The “small” palace at Livadia, the preferred residence of the Imperial family

His imperturbability – even now, it is hard to know how far it was a pose – contrasted with that of his erstwhile subject, Lev Bronstein, aka Trotsky, who had been arrested on 23rd July. He claimed later to have had few doubts as to how the present crisis would play out:

The soldiers were now saying, to the last man: ‘Enough of bloodshed! What good are land and freedom if we are not here!’ When enlightened pacifists try to abolish war by rationalistic arguments they are merely ridiculous, but when the armed masses themselves bring weapons of reason into action against a war, that means that the war is about over.

A steady exodus of Westerners from Petrograd testified to the growing sense of foreboding. American war photographer, Donald Thompson, left at the end of the week to catch the train to Vladivostok. He contrasted the euphoria and revolutionary optimism five months earlier with its relapse into bitterness and despair:

I see Russia going to hell, as a country never went before.

Russia felt like a lost cause just then. In truth, no nation was wholly insulated from the volatility which total war imposed upon its people. Ethel Cooper, the Australian musician, was still stuck in Leipzig and wrote to her sister on 12th August in alarming terms about what was happening there:

There is an outbreak of something here that they don’t call cholera, but which is certainly an extremely infectious dysentery. Dr Knopf tells me that the hospitals are crammed, and people are dying of it by hundreds.

Princess Evelyn Blucher, the Englishwoman in Berlin, was more preoccupied by the food shortages afflicting the Germans:

…The food controllers in a panic promised… extra meat at a cheap price, to make up for the curtailed bread rations, and ordered all the milk cows in certain districts to be slaughtered. This promptly took place, to the great rage of the agriculturists, who indignantly opposed the ‘madness of the order.’ But it was too late, the order had been carried out, and for a week or two there was such a surplus of meat that it actually had to be given or thrown away, to prevent its spoiling in the hot weather.

The result is now that milk is running short, and there is renewed grumbling…

A dramatic portrait of Countess Blucher

Rather haughtily, perhaps, she seems to have considered the Germans too quiescent to do much more than grumble:
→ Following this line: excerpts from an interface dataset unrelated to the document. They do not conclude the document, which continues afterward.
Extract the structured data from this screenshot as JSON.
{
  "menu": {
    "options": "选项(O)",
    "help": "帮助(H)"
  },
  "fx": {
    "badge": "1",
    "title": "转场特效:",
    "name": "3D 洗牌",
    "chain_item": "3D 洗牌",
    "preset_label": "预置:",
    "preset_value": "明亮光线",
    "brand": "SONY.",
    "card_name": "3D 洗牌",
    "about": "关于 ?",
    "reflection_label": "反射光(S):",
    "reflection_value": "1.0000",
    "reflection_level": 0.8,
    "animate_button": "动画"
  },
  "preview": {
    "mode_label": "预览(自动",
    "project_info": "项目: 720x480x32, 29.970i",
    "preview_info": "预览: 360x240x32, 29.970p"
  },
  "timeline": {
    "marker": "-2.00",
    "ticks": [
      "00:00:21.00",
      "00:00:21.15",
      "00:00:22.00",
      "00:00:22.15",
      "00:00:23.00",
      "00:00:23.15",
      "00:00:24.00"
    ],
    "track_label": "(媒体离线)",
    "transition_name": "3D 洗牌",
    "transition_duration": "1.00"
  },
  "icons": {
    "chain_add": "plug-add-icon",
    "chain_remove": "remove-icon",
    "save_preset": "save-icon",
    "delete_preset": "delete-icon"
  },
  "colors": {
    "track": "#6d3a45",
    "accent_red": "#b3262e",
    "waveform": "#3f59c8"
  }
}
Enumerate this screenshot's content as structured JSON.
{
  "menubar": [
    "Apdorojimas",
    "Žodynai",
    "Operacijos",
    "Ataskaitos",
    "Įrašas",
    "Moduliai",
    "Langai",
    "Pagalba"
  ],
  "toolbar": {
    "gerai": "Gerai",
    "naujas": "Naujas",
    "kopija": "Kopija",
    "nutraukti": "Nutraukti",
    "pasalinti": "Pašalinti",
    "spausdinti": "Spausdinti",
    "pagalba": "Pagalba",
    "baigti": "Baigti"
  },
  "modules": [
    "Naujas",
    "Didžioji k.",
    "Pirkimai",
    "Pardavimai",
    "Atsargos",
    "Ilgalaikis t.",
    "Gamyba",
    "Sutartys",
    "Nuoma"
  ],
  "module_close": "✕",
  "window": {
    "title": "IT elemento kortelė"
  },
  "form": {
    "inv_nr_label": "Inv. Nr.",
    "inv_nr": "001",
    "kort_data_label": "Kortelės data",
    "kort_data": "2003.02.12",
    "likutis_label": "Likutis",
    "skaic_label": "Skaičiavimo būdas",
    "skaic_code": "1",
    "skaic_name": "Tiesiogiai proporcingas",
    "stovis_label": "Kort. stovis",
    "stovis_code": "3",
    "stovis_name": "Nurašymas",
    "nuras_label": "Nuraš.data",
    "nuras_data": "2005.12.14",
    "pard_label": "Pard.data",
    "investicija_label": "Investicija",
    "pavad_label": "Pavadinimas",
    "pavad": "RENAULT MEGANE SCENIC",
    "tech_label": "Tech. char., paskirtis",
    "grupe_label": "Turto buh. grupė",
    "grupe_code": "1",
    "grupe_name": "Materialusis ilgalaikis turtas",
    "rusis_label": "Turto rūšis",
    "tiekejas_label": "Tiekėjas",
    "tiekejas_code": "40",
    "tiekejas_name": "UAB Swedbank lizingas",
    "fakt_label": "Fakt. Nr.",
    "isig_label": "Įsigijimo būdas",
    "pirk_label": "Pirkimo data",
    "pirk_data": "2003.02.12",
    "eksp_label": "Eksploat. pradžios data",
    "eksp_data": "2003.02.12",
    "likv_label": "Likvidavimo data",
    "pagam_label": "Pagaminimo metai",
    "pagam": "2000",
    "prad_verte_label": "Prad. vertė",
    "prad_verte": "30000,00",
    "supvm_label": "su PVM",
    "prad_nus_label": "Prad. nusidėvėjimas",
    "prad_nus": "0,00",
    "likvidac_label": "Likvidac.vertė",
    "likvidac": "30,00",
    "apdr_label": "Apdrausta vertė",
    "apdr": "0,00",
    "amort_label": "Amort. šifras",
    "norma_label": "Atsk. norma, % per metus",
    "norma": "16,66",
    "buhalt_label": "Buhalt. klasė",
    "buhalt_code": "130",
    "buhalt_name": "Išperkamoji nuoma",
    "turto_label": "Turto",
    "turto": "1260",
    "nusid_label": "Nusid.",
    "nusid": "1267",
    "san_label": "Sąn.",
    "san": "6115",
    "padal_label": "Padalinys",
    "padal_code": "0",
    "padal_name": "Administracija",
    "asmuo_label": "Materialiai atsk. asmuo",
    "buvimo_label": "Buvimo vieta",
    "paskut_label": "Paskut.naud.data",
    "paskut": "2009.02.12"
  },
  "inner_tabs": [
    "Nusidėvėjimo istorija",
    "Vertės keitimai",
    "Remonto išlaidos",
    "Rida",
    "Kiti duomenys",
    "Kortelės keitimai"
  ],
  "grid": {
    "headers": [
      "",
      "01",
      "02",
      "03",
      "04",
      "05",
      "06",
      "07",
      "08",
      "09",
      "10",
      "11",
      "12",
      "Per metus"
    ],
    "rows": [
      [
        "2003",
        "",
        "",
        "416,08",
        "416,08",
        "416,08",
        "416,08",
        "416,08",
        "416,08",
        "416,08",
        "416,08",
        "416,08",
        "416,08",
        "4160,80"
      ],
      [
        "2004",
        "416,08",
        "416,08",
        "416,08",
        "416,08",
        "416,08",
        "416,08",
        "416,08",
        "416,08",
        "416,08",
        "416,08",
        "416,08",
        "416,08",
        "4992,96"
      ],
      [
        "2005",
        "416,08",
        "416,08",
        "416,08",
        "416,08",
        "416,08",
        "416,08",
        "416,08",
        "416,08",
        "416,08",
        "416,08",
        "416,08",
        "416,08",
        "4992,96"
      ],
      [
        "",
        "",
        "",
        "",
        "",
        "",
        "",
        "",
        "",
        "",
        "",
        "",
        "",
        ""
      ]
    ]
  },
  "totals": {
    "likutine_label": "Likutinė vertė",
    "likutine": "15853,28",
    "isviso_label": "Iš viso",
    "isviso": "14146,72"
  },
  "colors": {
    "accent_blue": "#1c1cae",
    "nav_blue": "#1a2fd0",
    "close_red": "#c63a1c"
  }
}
…riots and disturbances do now and then take place, though they are hushed up. The Germans are such a patient and long-suffering race that they do not as yet realize their own power, and the Prussian precept, ‘Es ist verboten,’ has been so drummed into them that they accept all regulations and orders without any further demur. I do believe that if they were bidden to go out and eat grass, they would obey in herds, without any further question.